Buck-Luce will soon reach the mandatory partner retirement age of 60 and leaves E&Y in December. True to form, she has her next 10-year plan in motion. Simply put, Buck Luce sees her future as an "organizational shaman," where she will apply her experience to the challenge of helping leaders tap the courage necessary to think differently and create companies of sustainable value. Service on corporate boards in the healthcare sector are a particular interest, not only because healthcare is unique—as Buck Luce says, where else can profit and success be married so directly to a service that does good for society?—but also frankly because the corporate board is the last bastion of male power. "It's the final glass ceiling, and without more women at that level, corporate cultures won't change."
Teaching is another priority. A true pleasure over the past few years has been teaching a course at the Columbia School of Public and International Affairs (SIPA) on "Women in Power." Part management, part politics, and part psychology, but always interactive, the course is one of SIPA's most popular.
Then there is the new role as HBA Woman of the Year. Buck-Luce wants to make HBA more global, because grooming future women leaders will depend on gaining experience in markets ex U.S. "I am interested in a training curriculum on what it takes to be a global leader in pharma," Buck-Luce says. Part of that will involve getting more senior women—in all areas of healthcare, as well as outside—active in advising HBA members.
And finally there is family. Again, Buck-Luce cites her philosophy about taking that big risk to live fully. Trusting in yourself to know when to hold on and when to let go are insights that come from both joyous and difficult experiences. "My late husband Forrest, who passed away in 2009 after a long bout with esophageal cancer, taught me what some people learn too late: live your life in a way that's worth dying for. He used to say, 'the only thing that can't be taken away from you is the love you give away before you die.' My 10-year plan includes getting remarried to a wonderful man who has been a dear friend for years and spending time with an ever-growing extended family. As to those risks of the unknown, outside the protective walls of the 'corporate identity,' I am following the advice of my son Jake—when you take risks, good things happen."
Before cross-cultural awareness was touted as a leadership trait ... I understood it as that desire of all people to understand and be understood
Many people thought I was crazy to go into HR, but I thought it would be a great way to learn how to represent the institution as a spokesperson

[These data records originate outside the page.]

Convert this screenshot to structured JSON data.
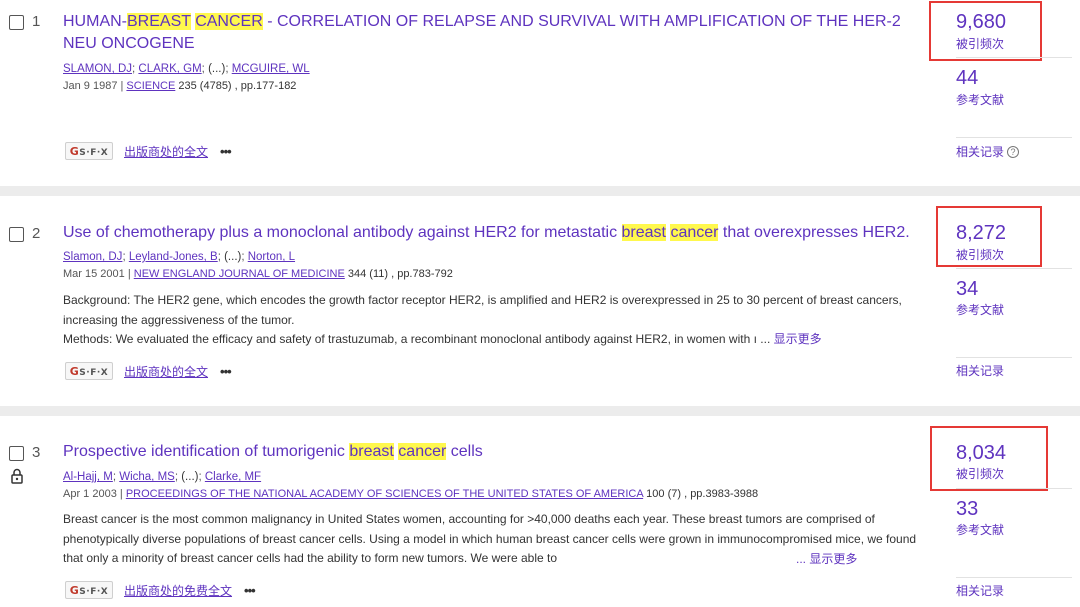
{
  "records": [
    {
      "index": "1",
      "title_parts": [
        {
          "text": "HUMAN-",
          "hl": false
        },
        {
          "text": "BREAST",
          "hl": true
        },
        {
          "text": " ",
          "hl": false
        },
        {
          "text": "CANCER",
          "hl": true
        },
        {
          "text": " - CORRELATION OF RELAPSE AND SURVIVAL WITH AMPLIFICATION OF THE HER-2 NEU ONCOGENE",
          "hl": false
        }
      ],
      "authors": [
        "SLAMON, DJ",
        "CLARK, GM",
        "(...)",
        "MCGUIRE, WL"
      ],
      "date": "Jan 9 1987",
      "journal": "SCIENCE",
      "volume": "235 (4785) , pp.177-182",
      "abstract": [],
      "full_text_label": "出版商处的全文",
      "citations": "9,680",
      "citations_label": "被引频次",
      "references": "44",
      "references_label": "参考文献",
      "related_label": "相关记录",
      "related_help": "?",
      "locked": false
    },
    {
      "index": "2",
      "title_parts": [
        {
          "text": "Use of chemotherapy plus a monoclonal antibody against HER2 for metastatic ",
          "hl": false
        },
        {
          "text": "breast",
          "hl": true
        },
        {
          "text": " ",
          "hl": false
        },
        {
          "text": "cancer",
          "hl": true
        },
        {
          "text": " that overexpresses HER2.",
          "hl": false
        }
      ],
      "authors": [
        "Slamon, DJ",
        "Leyland-Jones, B",
        "(...)",
        "Norton, L"
      ],
      "date": "Mar 15 2001",
      "journal": "NEW ENGLAND JOURNAL OF MEDICINE",
      "volume": "344 (11) , pp.783-792",
      "abstract": [
        "Background: The HER2 gene, which encodes the growth factor receptor HER2, is amplified and HER2 is overexpressed in 25 to 30 percent of breast cancers, increasing the aggressiveness of the tumor.",
        "Methods: We evaluated the efficacy and safety of trastuzumab, a recombinant monoclonal antibody against HER2, in women with ı ..."
      ],
      "show_more": "显示更多",
      "full_text_label": "出版商处的全文",
      "citations": "8,272",
      "citations_label": "被引频次",
      "references": "34",
      "references_label": "参考文献",
      "related_label": "相关记录",
      "locked": false
    },
    {
      "index": "3",
      "title_parts": [
        {
          "text": "Prospective identification of tumorigenic ",
          "hl": false
        },
        {
          "text": "breast",
          "hl": true
        },
        {
          "text": " ",
          "hl": false
        },
        {
          "text": "cancer",
          "hl": true
        },
        {
          "text": " cells",
          "hl": false
        }
      ],
      "authors": [
        "Al-Hajj, M",
        "Wicha, MS",
        "(...)",
        "Clarke, MF"
      ],
      "date": "Apr 1 2003",
      "journal": "PROCEEDINGS OF THE NATIONAL ACADEMY OF SCIENCES OF THE UNITED STATES OF AMERICA",
      "volume": "100 (7) , pp.3983-3988",
      "abstract": [
        "Breast cancer is the most common malignancy in United States women, accounting for >40,000 deaths each year. These breast tumors are comprised of phenotypically diverse populations of breast cancer cells. Using a model in which human breast cancer cells were grown in immunocompromised mice, we found that only a minority of breast cancer cells had the ability to form new tumors. We were able to"
      ],
      "show_more": "... 显示更多",
      "full_text_label": "出版商处的免费全文",
      "citations": "8,034",
      "citations_label": "被引频次",
      "references": "33",
      "references_label": "参考文献",
      "related_label": "相关记录",
      "locked": true
    }
  ],
  "sfx_label": "S·F·X",
  "more_dots": "•••",
  "colors": {
    "link": "#5e33bf",
    "highlight": "#fff84d",
    "annotation_box": "#e53935"
  }
}
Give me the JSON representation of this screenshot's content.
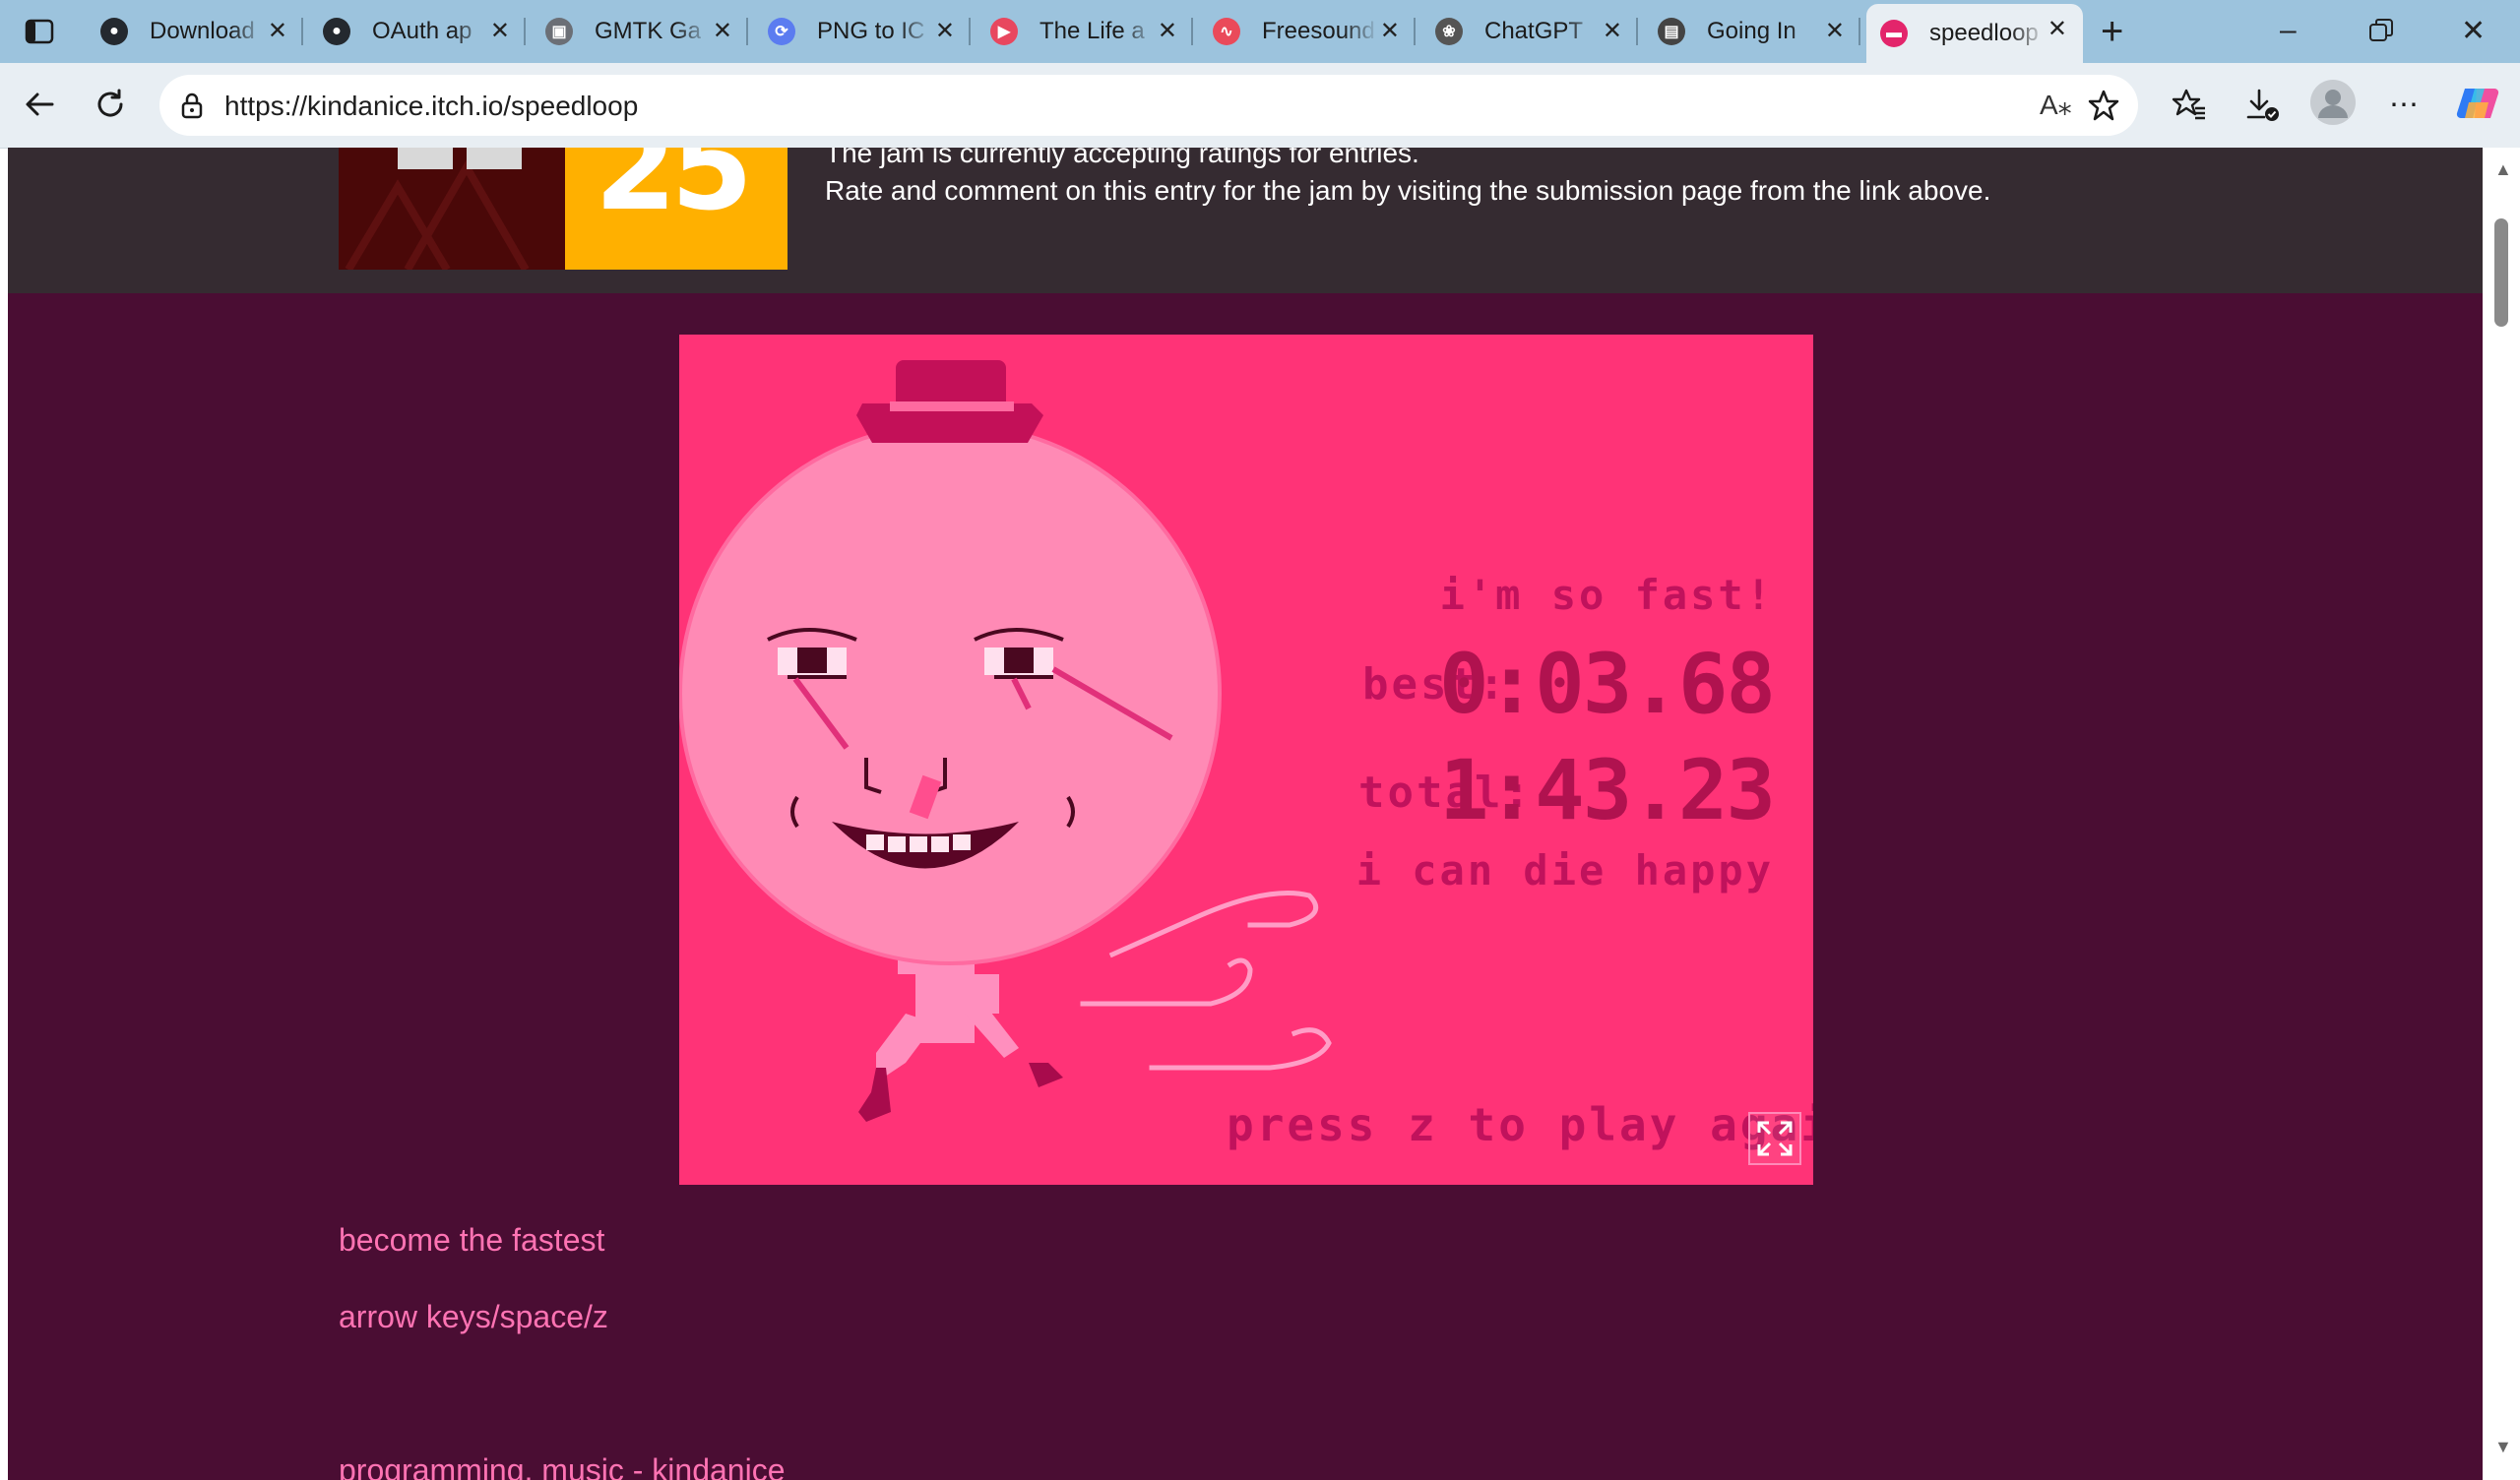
{
  "browser": {
    "tabs": [
      {
        "title": "Download",
        "icon": "github-icon",
        "color": "#24292f"
      },
      {
        "title": "OAuth ap",
        "icon": "github-icon",
        "color": "#24292f"
      },
      {
        "title": "GMTK Ga",
        "icon": "itch-icon",
        "color": "#6b6f76"
      },
      {
        "title": "PNG to IC",
        "icon": "convert-icon",
        "color": "#5b7cf0"
      },
      {
        "title": "The Life a",
        "icon": "youtube-icon",
        "color": "#e8475f"
      },
      {
        "title": "Freesound",
        "icon": "freesound-icon",
        "color": "#ea4a5a"
      },
      {
        "title": "ChatGPT",
        "icon": "chatgpt-icon",
        "color": "#555555"
      },
      {
        "title": "Going In",
        "icon": "jam-icon",
        "color": "#444444"
      },
      {
        "title": "speedloop",
        "icon": "speedloop-icon",
        "color": "#e3256b"
      }
    ],
    "active_tab_index": 8,
    "url": "https://kindanice.itch.io/speedloop"
  },
  "jam": {
    "line1": "The jam is currently accepting ratings for entries.",
    "line2": "Rate and comment on this entry for the jam by visiting the submission page from the link above.",
    "thumb_number": "25"
  },
  "game": {
    "message_top": "i'm so fast!",
    "best_label": "best:",
    "best_value": "0:03.68",
    "total_label": "total:",
    "total_value": "1:43.23",
    "message_bottom": "i can die happy",
    "prompt": "press z to play again"
  },
  "description": {
    "line1": "become the fastest",
    "line2": "arrow keys/space/z",
    "line3": "programming, music - kindanice"
  },
  "colors": {
    "page_bg": "#4a0d33",
    "banner_bg": "#352b31",
    "game_bg": "#ff3377",
    "link": "#ff73b3"
  }
}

If you devote your energy to discovery, development, and lifecycle management of the most innovative people, then you will have the most innovative products